The Danbury Public School district is planning to lay off nine teaching staff in order to close a $4.7 million gap in the recently rolled out 2023-2024 budget.
When asked about the potential lay-offs, Chairman of the City of Danbury's Educational Budget Committee, Warren Levy, said, "lay-offs are the last thing in the world we would ever want to do because they [the teaching staff] are on the forefront of educating our kids. This is a terrible situation that undermines public confidence. We want to make sure that our kids are well-educated." He further indicated the town had never laid off teachers, even when it had been previously accused of underfunding the school budget, further underscoring the unusual nature of the situation.
Levy had previously estimated that the district could run into as much as a $9 million deficit after the budget meeting on April 17, 2023, and asked how the district planned on handling the shortfall. The district was unable to answer the question at that time, so Levy advised on taking steps to remediate the estimated deficit as soon as possible.
Part of the funding gap was attributed to higher-than-expected insurance expenses after the district saw “a much larger number of individuals with claims of more than $50,000,” said John Spang, the school district’s chief financial officer.
“That is historically not close to what we usually have,” Spang said. “We asked (the insurance company) if they think that would continue, and they did not say, ‘yes.’ Right now we’re thinking it is a phenomenon related to the pandemic.” Or perhaps it's a phenomenon related to the covid vaccine mandates that many teachers felt compelled to follow?
Levy said that the comment made by the Board of Education Chief Financial officer about higher than expected insurance cost is not supported with facts.
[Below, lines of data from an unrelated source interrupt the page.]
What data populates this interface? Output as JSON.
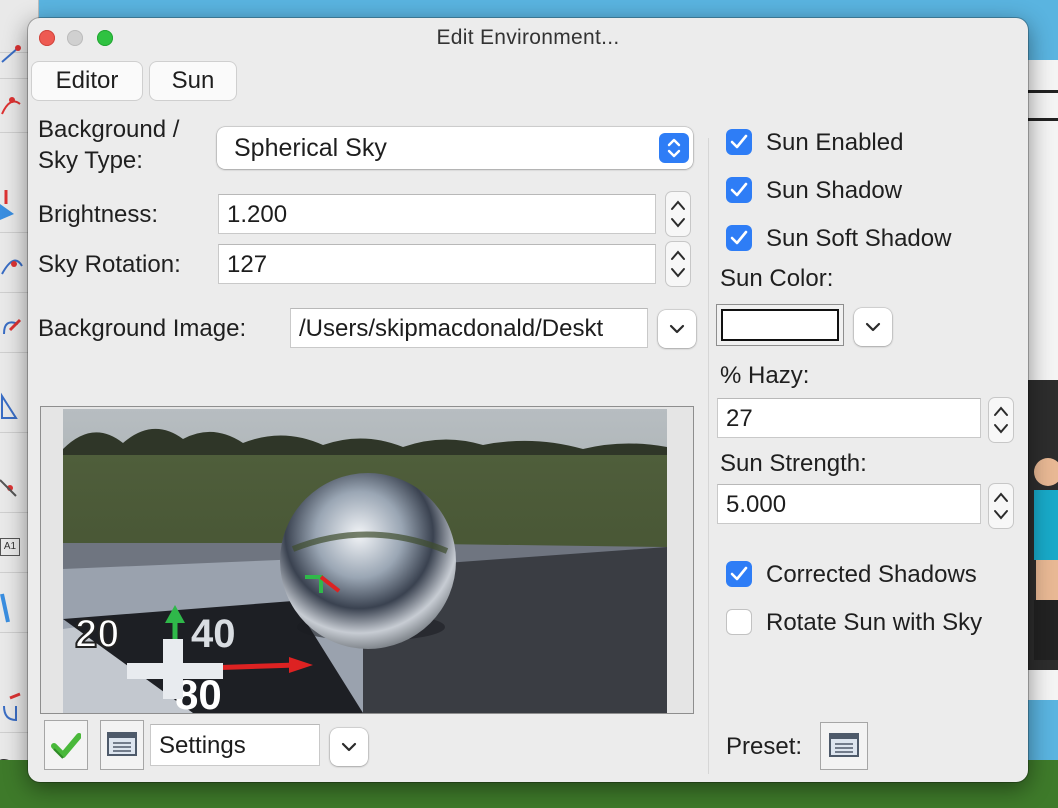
{
  "dialog": {
    "title": "Edit Environment...",
    "tabs": [
      {
        "label": "Editor",
        "selected": true
      },
      {
        "label": "Sun",
        "selected": false
      }
    ]
  },
  "editor": {
    "sky_type": {
      "label_line1": "Background /",
      "label_line2": "Sky Type:",
      "value": "Spherical Sky"
    },
    "brightness": {
      "label": "Brightness:",
      "value": "1.200"
    },
    "sky_rotation": {
      "label": "Sky Rotation:",
      "value": "127"
    },
    "background_image": {
      "label": "Background Image:",
      "value": "/Users/skipmacdonald/Deskt"
    },
    "settings_select": {
      "value": "Settings"
    }
  },
  "sun": {
    "sun_enabled": {
      "label": "Sun Enabled",
      "checked": true
    },
    "sun_shadow": {
      "label": "Sun Shadow",
      "checked": true
    },
    "sun_soft_shadow": {
      "label": "Sun Soft Shadow",
      "checked": true
    },
    "sun_color": {
      "label": "Sun Color:",
      "value": "#ffffff"
    },
    "hazy": {
      "label": "% Hazy:",
      "value": "27"
    },
    "sun_strength": {
      "label": "Sun Strength:",
      "value": "5.000"
    },
    "corrected_shadows": {
      "label": "Corrected Shadows",
      "checked": true
    },
    "rotate_sun_with_sky": {
      "label": "Rotate Sun with Sky",
      "checked": false
    },
    "preset_label": "Preset:"
  },
  "preview": {
    "floor_numbers": [
      "20",
      "40",
      "80"
    ]
  },
  "icons": {
    "close": "close-icon",
    "minimize": "minimize-icon",
    "zoom": "zoom-icon",
    "popup": "popup-arrows-icon",
    "dropdown": "chevron-down-icon",
    "stepper": "stepper-arrows-icon",
    "checkmark": "checkmark-icon",
    "list": "list-icon"
  },
  "colors": {
    "accent": "#2e7df6",
    "close": "#ee5a52",
    "minimize": "#d0d0d0",
    "zoom": "#2fc241",
    "ok_check": "#49b83a"
  }
}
The City of Danbury and the Board of Education several years ago had set up a self-insurance fund of several million dollars to cover deductibles and higher premiums.
The President of NEA Danbury, Erin Daly, complained that the Board of Education hadn't made any cuts from administrative expenses, and also alleged that the district was underfunded.
Nonetheless, this problem could have been averted had the district heeded the warnings from the city's Educational Committee Chair and the Finance Director who want to make sure that every dollar they spend on the school reaches the classroom.